* Problem details: If a line in the entries below includes "最后的航程电脑版", show that line.

* Exercise material:
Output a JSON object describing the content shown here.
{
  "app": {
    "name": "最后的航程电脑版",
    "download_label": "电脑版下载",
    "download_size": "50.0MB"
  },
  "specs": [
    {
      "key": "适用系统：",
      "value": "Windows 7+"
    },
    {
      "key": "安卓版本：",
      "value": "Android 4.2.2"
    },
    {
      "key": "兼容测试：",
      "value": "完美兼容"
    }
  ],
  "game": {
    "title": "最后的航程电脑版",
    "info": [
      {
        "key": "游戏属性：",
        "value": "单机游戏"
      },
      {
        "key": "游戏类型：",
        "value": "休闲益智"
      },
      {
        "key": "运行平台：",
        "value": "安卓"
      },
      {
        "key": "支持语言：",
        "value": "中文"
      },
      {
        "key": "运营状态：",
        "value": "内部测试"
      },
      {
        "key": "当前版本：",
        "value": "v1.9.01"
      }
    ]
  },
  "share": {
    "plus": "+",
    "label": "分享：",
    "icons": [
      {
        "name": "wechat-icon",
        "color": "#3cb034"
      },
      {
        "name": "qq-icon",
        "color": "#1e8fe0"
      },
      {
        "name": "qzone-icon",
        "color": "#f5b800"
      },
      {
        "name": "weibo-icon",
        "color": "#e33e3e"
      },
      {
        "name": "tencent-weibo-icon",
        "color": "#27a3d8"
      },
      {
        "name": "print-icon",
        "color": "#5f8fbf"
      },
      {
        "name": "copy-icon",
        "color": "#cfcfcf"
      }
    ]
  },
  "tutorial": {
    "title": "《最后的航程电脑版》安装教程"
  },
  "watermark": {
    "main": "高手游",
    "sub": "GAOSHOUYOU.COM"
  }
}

* The completed task:
    "name": "最后的航程电脑版",
    "title": "最后的航程电脑版",
    "title": "《最后的航程电脑版》安装教程"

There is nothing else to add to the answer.